Garrigou-Lagrange on Private Revelations: Part One

Garrigou-Lagrange helps us understand private revelations. Here is the first of a few quotations on separate posts.

The second post is on visions. I hope people can discern the distinctions here. 

... we must distinguish two kinds of private revelations: (I) revelations properly so called reveal secrets about God or His works; (2) revelations improperly so called give a greater understanding of supernatural truths already known by faith.(27)

I) Revelations manifesting secrets to us are much more subject to illusion. Without doubt God sometimes reveals to the living the time that remains to them on this earth, the trials that they will undergo, what will happen to a nation, to a certain person. But the devil can easily counterfeit these things and, to gain credence for his lies, he begins by nourishing the spirit with likely things or even with partial truths.(28) St. John of the Cross says: "It is almost impossible to escape his wiles if the soul does not immediately get rid of them, because the spirit of evil knows well how to assume the appearance of truth and give this appearance credit." (29) "In order to be perfect there is, therefore, no reason to desire these extraordinary supernatural things. . . . The soul must prudently guard itself against all these communications if it wishes, in purity and without illusions, to reach divine union by the night of faith." (30) No words could make a clearer distinction between these extraordinary supernatural things and infused contemplation, and more effectively show that infused contemplation is normal in the perfect.

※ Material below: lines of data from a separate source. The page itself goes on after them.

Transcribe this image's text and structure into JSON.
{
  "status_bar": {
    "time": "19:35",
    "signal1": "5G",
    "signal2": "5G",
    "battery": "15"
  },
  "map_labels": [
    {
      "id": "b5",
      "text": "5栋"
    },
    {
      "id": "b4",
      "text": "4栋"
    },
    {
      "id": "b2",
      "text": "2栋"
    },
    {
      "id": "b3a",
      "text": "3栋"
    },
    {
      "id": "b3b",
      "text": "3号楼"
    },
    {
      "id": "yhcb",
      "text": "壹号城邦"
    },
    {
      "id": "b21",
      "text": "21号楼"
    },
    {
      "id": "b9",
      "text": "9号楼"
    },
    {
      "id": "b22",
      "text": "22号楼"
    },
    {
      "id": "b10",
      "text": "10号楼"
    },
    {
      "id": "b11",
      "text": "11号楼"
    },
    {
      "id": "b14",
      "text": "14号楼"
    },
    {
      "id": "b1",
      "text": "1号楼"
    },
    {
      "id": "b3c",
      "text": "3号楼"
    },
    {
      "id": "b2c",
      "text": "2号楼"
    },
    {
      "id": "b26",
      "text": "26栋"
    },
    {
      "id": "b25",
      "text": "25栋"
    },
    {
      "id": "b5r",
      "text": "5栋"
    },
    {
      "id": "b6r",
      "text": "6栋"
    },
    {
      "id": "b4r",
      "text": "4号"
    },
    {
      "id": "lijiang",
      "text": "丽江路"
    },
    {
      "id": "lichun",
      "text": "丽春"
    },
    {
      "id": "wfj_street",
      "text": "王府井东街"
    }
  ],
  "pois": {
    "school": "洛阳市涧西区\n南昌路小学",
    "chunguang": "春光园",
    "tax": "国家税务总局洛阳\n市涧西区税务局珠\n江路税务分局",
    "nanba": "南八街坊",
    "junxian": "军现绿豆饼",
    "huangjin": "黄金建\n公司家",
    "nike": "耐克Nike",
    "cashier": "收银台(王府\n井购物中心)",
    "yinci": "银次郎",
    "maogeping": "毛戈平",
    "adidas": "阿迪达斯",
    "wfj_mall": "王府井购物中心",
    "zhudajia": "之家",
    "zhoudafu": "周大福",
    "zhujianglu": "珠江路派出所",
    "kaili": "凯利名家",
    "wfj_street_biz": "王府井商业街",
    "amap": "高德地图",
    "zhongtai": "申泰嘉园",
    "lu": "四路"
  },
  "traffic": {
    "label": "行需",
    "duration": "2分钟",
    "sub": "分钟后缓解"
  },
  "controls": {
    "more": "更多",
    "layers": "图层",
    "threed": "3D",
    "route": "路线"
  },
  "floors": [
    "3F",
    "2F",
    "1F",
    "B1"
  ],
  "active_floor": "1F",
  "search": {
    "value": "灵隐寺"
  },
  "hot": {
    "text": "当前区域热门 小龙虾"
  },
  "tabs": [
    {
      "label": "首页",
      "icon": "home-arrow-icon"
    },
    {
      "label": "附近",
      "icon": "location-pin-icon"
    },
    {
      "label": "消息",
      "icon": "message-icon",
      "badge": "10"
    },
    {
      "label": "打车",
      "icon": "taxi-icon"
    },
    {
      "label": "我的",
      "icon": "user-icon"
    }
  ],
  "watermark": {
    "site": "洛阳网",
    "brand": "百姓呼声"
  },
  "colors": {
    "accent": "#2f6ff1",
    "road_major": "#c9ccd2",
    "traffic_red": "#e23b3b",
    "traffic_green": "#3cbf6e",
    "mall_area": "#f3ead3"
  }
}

2) Revelations improperly so called, which give us a greater understanding of revealed truths, are associated with infused contemplation, especially if they concern God Himself and do not stop at particular things, but profoundly penetrate His wisdom, infinite goodness, or omnipotence. In The Ascent of Mount Carmel St. John of the Cross says on this subject: "This profound loving knowledge is, moreover, accessible only to a soul in union with God. Such knowledge is this union itself, for it has its origin precisely in a certain contact of the soul with the Divinity. Consequently it is God Himself who is felt and tasted, though He is not perceived manifestly in full light, as He is in glory; but the touch is so strong and so profound, by reason of the knowledge and attraction, that it penetrates the substance of the soul. It is impossible for the devil to interfere in this and to deceive by imitation, for nothing is comparable to it, or approaches it in enjoyment and delights. These touches savor of the divine essence and of eternal life, and the devil cannot counterfeit such lofty things. . . . In regard to the other perceptions, we said that the soul should abstract itself from them, but this duty ceases in the case of this lofty loving knowledge, since it is the manifestation of that union to which we are trying to conduct the soul. All that we have taught previously on the subject of despoliation and of complete detachment was directed toward this union; and the divine favors which result from it are the fruit of humility, of the desire to suffer for the love of God, with resignation and disinterestedness as to all reward." (31)